Officials in New Mexico have asked farmers not to plant crops unless absolutely necessary. Arizona authorities have already cut water supplies. And central California farmers fear key reservoirs will dry up later this year.
Scientists fear that we're entering a megadrought that could last decades.
As agriculture consumes 80 percent of available water nationwide—90 percent in some western states—more pain inevitably seems in store for food growers. That will likely result in scarcer produce and higher prices for all of us.
A potential solution is on the horizon for farmers and consumers, though, in the form of gene editing. This fast-developing innovation allows plant scientists to make specific, targeted changes to a crop's DNA. They do so by using an enzyme tool, such as CRISPR, to turn a gene's expression on or off.
Gene editing creates opportunities to alter crops so that plant crops can—among many things—thrive under hotter conditions or get by on less water. If current drought conditions continue, or worsen, this could be the key to saving agriculture in the western United States.
Fortunately, there have been many recent advancements in the field of gene editing. Researchers at the University of Illinois have showed that by altering the expression of a single gene, they could produce a model crop that uses water 25 percent more efficiently with no loss of yield. The technique shows promise for numerous food crops.
Meanwhile, a team of Iowan researchers have worked on a new strain of corn that delivers higher yields under drought conditions.
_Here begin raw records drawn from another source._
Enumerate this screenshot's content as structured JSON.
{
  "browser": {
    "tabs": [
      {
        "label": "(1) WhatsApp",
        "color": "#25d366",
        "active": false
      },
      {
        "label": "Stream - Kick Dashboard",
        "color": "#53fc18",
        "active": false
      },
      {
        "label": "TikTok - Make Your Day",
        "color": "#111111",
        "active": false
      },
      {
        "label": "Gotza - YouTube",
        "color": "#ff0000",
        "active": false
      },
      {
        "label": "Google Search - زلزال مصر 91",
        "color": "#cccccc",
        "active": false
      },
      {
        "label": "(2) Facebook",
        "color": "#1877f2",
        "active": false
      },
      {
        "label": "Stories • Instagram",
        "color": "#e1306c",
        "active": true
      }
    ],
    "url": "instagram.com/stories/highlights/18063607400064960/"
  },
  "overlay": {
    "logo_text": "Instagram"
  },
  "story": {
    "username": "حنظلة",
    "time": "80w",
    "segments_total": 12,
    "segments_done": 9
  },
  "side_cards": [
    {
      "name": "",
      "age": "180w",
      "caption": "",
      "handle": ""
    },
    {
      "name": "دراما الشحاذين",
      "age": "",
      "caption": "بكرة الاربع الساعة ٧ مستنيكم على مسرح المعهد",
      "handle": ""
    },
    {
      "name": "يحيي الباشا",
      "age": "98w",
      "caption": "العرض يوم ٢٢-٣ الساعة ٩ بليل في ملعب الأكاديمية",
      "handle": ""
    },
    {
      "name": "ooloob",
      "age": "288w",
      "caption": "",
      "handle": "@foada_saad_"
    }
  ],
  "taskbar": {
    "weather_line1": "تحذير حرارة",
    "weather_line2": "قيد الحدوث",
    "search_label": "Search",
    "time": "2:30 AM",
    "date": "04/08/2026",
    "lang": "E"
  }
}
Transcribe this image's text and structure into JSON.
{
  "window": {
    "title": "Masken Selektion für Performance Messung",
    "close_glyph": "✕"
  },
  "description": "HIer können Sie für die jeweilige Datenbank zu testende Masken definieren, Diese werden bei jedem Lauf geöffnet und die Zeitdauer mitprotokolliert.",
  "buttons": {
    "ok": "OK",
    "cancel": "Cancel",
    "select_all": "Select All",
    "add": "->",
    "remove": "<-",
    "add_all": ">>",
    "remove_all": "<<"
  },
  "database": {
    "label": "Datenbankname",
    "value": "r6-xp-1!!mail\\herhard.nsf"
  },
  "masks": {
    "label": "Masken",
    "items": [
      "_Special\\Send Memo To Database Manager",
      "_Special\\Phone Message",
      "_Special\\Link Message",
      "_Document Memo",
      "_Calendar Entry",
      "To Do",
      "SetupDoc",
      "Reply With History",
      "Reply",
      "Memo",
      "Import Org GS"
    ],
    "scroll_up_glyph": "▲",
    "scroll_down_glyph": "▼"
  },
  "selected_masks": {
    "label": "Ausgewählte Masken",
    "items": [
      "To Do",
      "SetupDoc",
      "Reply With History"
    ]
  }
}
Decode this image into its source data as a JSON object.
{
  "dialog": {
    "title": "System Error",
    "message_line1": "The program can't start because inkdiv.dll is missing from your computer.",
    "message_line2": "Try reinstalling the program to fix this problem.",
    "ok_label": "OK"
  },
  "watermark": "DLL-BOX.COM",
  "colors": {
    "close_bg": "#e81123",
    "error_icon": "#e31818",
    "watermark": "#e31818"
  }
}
And even more recently, scientists at China Agricultural University in Beijing successfully edited genes in tomatoes to increase their tolerance to heat stress.
Advances like these are cause for great hope. Climate change is going to require many adaptations in the months and years ahead. But being able to continue to grow food may be one of the most critical.
Gene Editing Opens the Door to Less Thirsty Plants
Scientists fear that we're entering a megdrought that could last decades. A potential solution is on the horizon for farmers and consumers, though, in the form of gene editing.